The show has a lot of strong women, which is particularly notable for a CBS drama. Sarah is a quintessential New Englander: sharply intelligent, fiercely loyal, and always willing to lend a hand. She’s a force of nature and natural-born leader -- she just doesn’t known it yet. We talk a lot about the recent resurgence of aspirational lead characters in TV, perhaps best exemplified by The Good Doctor; Sarah Chambers could become a part of this group. Corinne is Sarah’s devoted and bubbly best friend. Both she and Sarah are teachers and possess warmth, wit and savvy. Mary is a self-reliant badass whose steady support has made her the strong maternal figure in Sarah’s life. There’s also Francine, Morrisville’s sheriff. Unflappable and resolute, she lives her life according to old-school principles of honor and duty, and isn’t afraid to speak her mind when she feels those principles are being ignored.
Among the men, there’s Sarah’s brother Danny, who endured a difficult childhood at the hands of his mother. Returning to his hometown, he's forced to confront the faces of his troubled past. He was fragile then, and although he’s stronger now, he’s still vulnerable. There's some dimension to this character. Tim is Sarah’s new antagonist: a banker who has always been considered the smartest and most powerful guy in Morrisville… until the townfolk choose to put their faith in Sarah and her plan for independence, against his advice. So he fights to stop her and her new nation. We hate him, of course -- he’s here for that. Time will tell if he's more complex. Last but not least, there's Eugene. A brilliant, bizarre librarian with a hummingbird energy and encyclopedic knowledge of sociopolitical minutiae, he’s a great asset to Sarah and her team as the brand-new government of Morrisville gets up and running. He’s her Giles (from Buffy), but quirkier. And believe it or not, there’s no real love interest waiting for Sarah. She has other more important things to take care of for now.
FINAL RECOMMENDATION: CBS could really make a point by ordering The Republic of Sarah to series. Yes, it's risky and it may not fit with the rest of their line-up, but picking up this smart, female-focused relationship drama would signal a clear break from the Les Moonves era of male-dominated crime dramas. And it could end up paying big dividends.
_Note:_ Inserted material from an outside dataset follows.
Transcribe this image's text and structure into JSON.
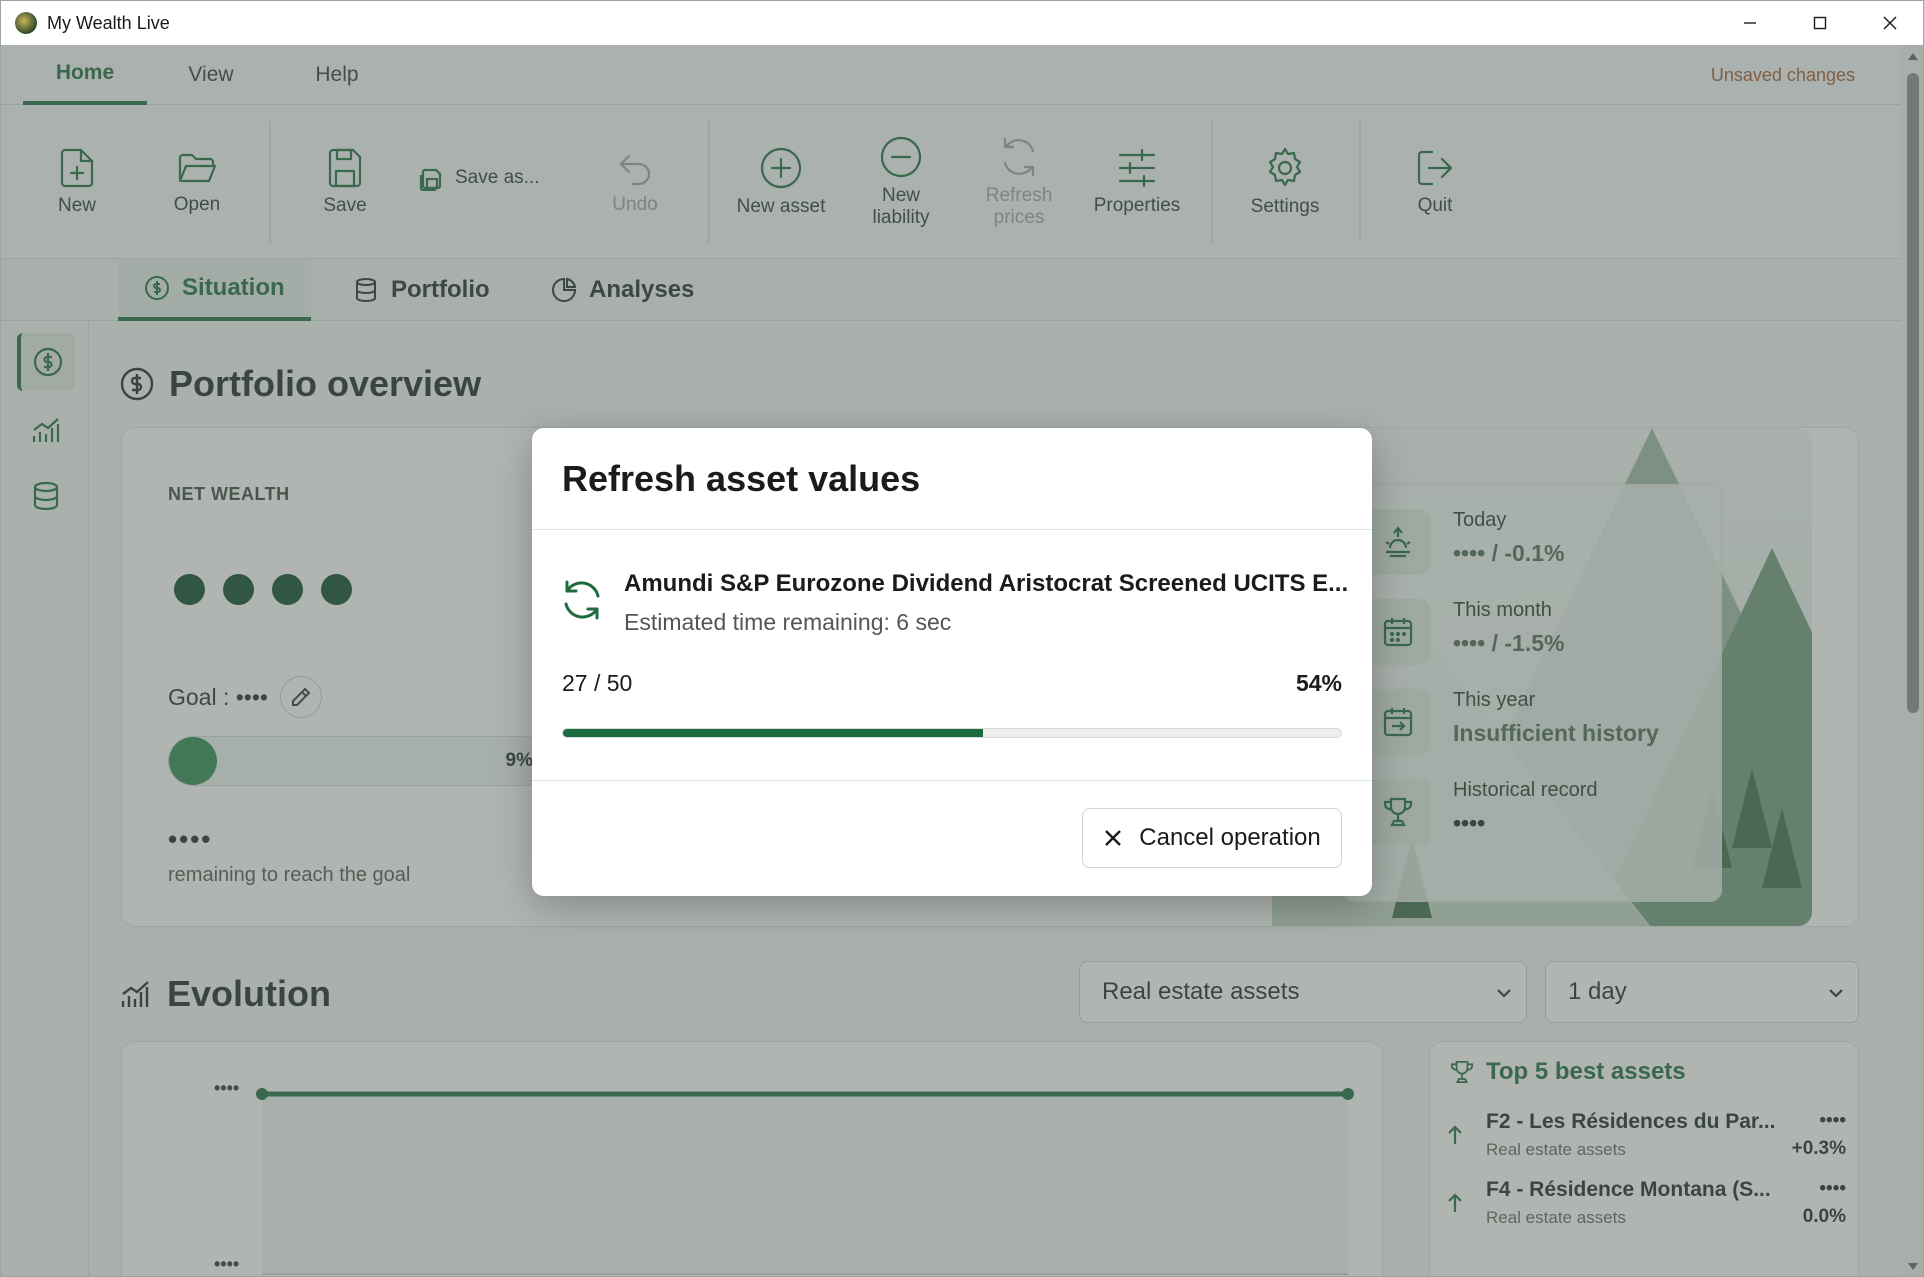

I declare The Republic of Sarah one of the best scripts of this pilot season.
OVERALL PROJECT SCORE:
[ ] PASS
[ ] CONSIDER
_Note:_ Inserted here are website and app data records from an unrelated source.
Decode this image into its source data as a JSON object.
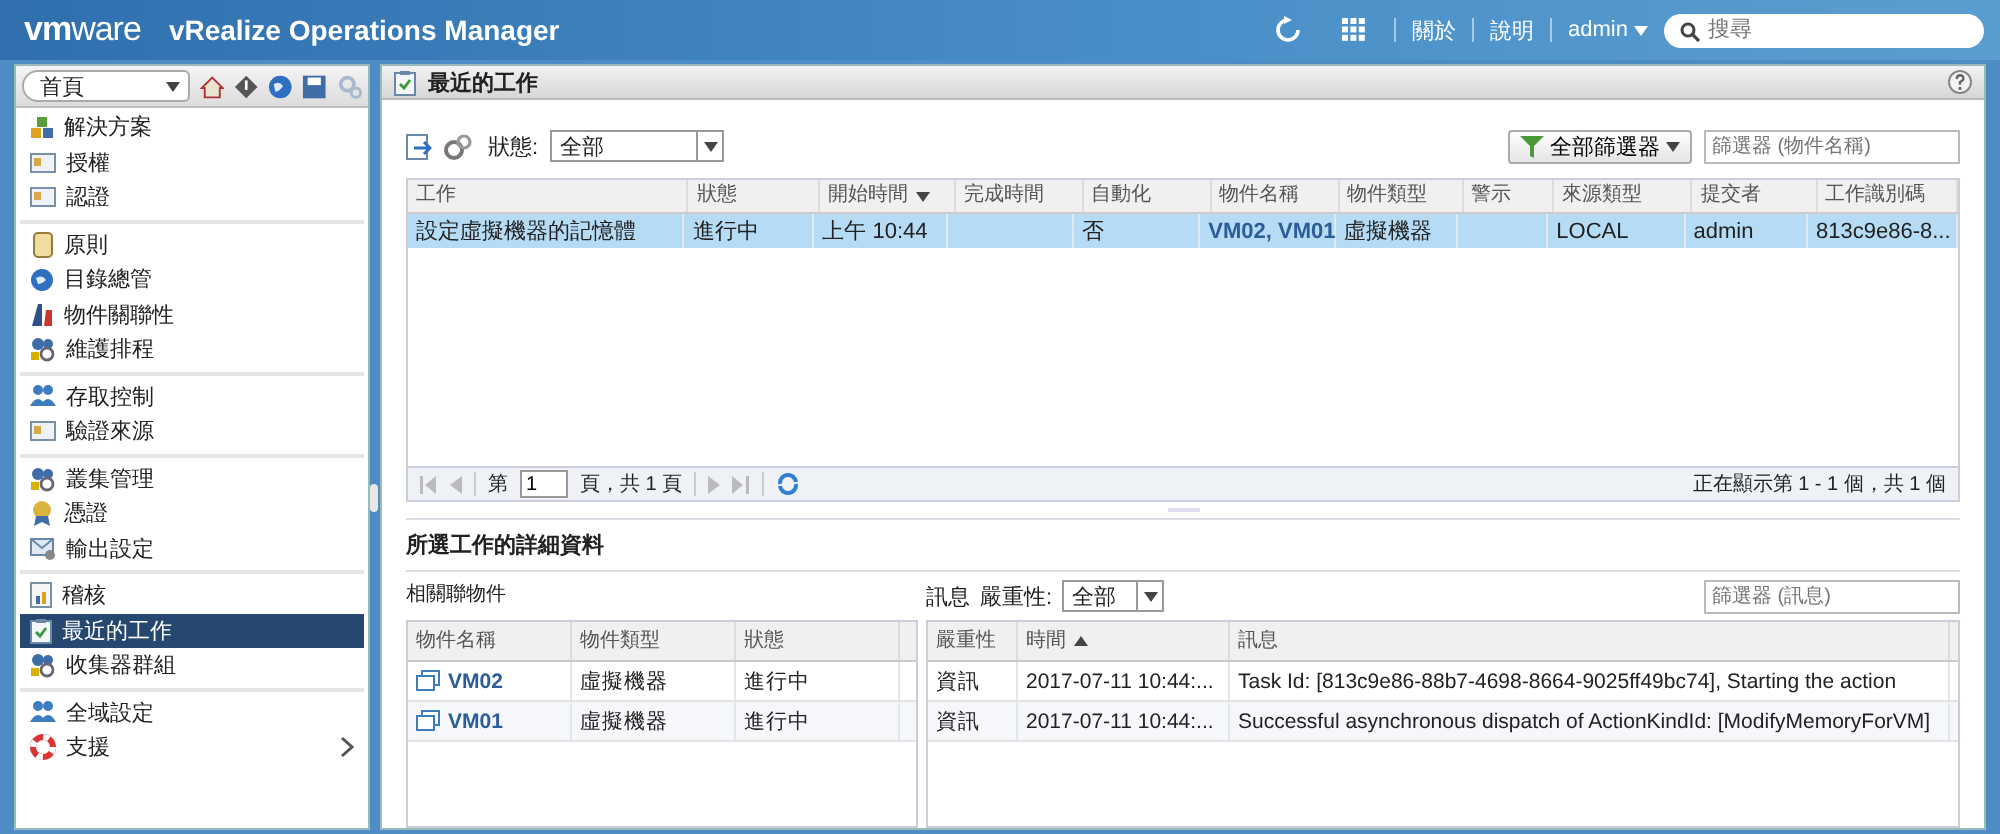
{
  "header": {
    "logo": "**vm**ware",
    "app_title": "vRealize Operations Manager",
    "links": [
      "關於",
      "說明"
    ],
    "user": "admin",
    "search": {
      "placeholder": "搜尋"
    }
  },
  "sidebar": {
    "dropdown": "首頁",
    "groups": [
      [
        {
          "label": "解決方案",
          "selected": false,
          "expandable": false
        },
        {
          "label": "授權",
          "selected": false,
          "expandable": false
        },
        {
          "label": "認證",
          "selected": false,
          "expandable": false
        }
      ],
      [
        {
          "label": "原則",
          "selected": false,
          "expandable": false
        },
        {
          "label": "目錄總管",
          "selected": false,
          "expandable": false
        },
        {
          "label": "物件關聯性",
          "selected": false,
          "expandable": false
        },
        {
          "label": "維護排程",
          "selected": false,
          "expandable": false
        }
      ],
      [
        {
          "label": "存取控制",
          "selected": false,
          "expandable": false
        },
        {
          "label": "驗證來源",
          "selected": false,
          "expandable": false
        }
      ],
      [
        {
          "label": "叢集管理",
          "selected": false,
          "expandable": false
        },
        {
          "label": "憑證",
          "selected": false,
          "expandable": false
        },
        {
          "label": "輸出設定",
          "selected": false,
          "expandable": false
        }
      ],
      [
        {
          "label": "稽核",
          "selected": false,
          "expandable": false
        },
        {
          "label": "最近的工作",
          "selected": true,
          "expandable": false
        },
        {
          "label": "收集器群組",
          "selected": false,
          "expandable": false
        }
      ],
      [
        {
          "label": "全域設定",
          "selected": false,
          "expandable": false
        },
        {
          "label": "支援",
          "selected": false,
          "expandable": true
        }
      ]
    ]
  },
  "main": {
    "title": "最近的工作",
    "toolbar": {
      "status_label": "狀態:",
      "status_value": "全部",
      "filter_button": "全部篩選器",
      "filter_placeholder": "篩選器 (物件名稱)"
    },
    "tasks": {
      "columns": [
        {
          "label": "工作",
          "sorted": false
        },
        {
          "label": "狀態",
          "sorted": false
        },
        {
          "label": "開始時間",
          "sorted": true
        },
        {
          "label": "完成時間",
          "sorted": false
        },
        {
          "label": "自動化",
          "sorted": false
        },
        {
          "label": "物件名稱",
          "sorted": false
        },
        {
          "label": "物件類型",
          "sorted": false
        },
        {
          "label": "警示",
          "sorted": false
        },
        {
          "label": "來源類型",
          "sorted": false
        },
        {
          "label": "提交者",
          "sorted": false
        },
        {
          "label": "工作識別碼",
          "sorted": false
        }
      ],
      "rows": [
        {
          "selected": true,
          "cells": [
            "設定虛擬機器的記憶體",
            "進行中",
            "上午 10:44",
            "",
            "否",
            "VM02, VM01",
            "虛擬機器",
            "",
            "LOCAL",
            "admin",
            "813c9e86-8..."
          ]
        }
      ]
    },
    "pagination": {
      "page_prefix": "第",
      "page": "1",
      "page_suffix": "頁，共 1 頁",
      "showing": "正在顯示第 1 - 1 個，共 1 個"
    },
    "details": {
      "title": "所選工作的詳細資料",
      "related": {
        "label": "相關聯物件",
        "columns": [
          "物件名稱",
          "物件類型",
          "狀態"
        ],
        "rows": [
          {
            "selected": false,
            "cells": [
              "VM02",
              "虛擬機器",
              "進行中"
            ]
          },
          {
            "selected": false,
            "cells": [
              "VM01",
              "虛擬機器",
              "進行中"
            ]
          }
        ]
      },
      "messages": {
        "label": "訊息",
        "severity_label": "嚴重性:",
        "severity_value": "全部",
        "filter_placeholder": "篩選器 (訊息)",
        "columns": [
          {
            "label": "嚴重性",
            "sorted": false
          },
          {
            "label": "時間",
            "sorted": true
          },
          {
            "label": "訊息",
            "sorted": false
          }
        ],
        "rows": [
          {
            "cells": [
              "資訊",
              "2017-07-11 10:44:...",
              "Task Id: [813c9e86-88b7-4698-8664-9025ff49bc74], Starting the action"
            ]
          },
          {
            "cells": [
              "資訊",
              "2017-07-11 10:44:...",
              "Successful asynchronous dispatch of ActionKindId: [ModifyMemoryForVM]"
            ]
          }
        ]
      }
    }
  }
}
BEST FIT: Feels like a Sunday show, but after Survivor on Wednesdays could also make sense thematically.